Task statement:
All lines below containing "Account" are to be listed.

=== Available records ===

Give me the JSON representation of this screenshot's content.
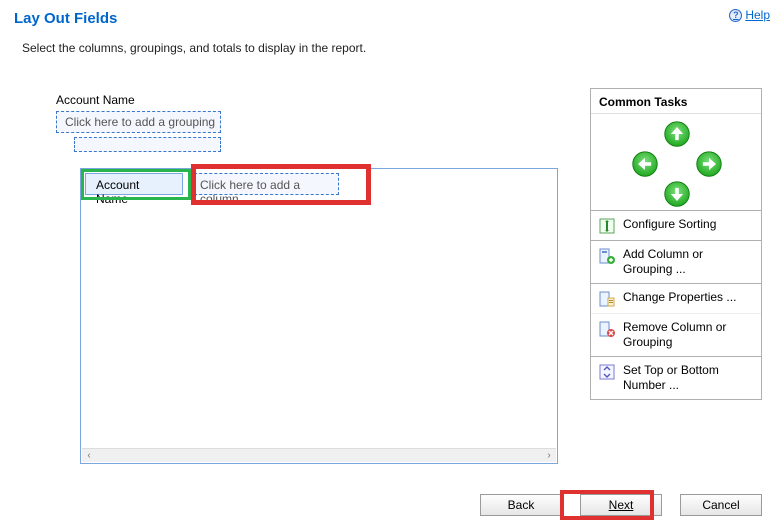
{
  "header": {
    "title": "Lay Out Fields",
    "help_label": "Help"
  },
  "instruction": "Select the columns, groupings, and totals to display in the report.",
  "layout": {
    "group_label": "Account Name",
    "grouping_placeholder": "Click here to add a grouping",
    "column_account": "Account Name",
    "add_column_placeholder": "Click here to add a column"
  },
  "panel": {
    "header": "Common Tasks",
    "links": {
      "sort": "Configure Sorting",
      "add_col": "Add Column or Grouping ...",
      "change_props": "Change Properties ...",
      "remove_col": "Remove Column or Grouping",
      "top_bottom": "Set Top or Bottom Number ..."
    }
  },
  "footer": {
    "back": "Back",
    "next": "Next",
    "cancel": "Cancel"
  }
}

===

Task response:
    "group_label": "Account Name",
    "column_account": "Account Name",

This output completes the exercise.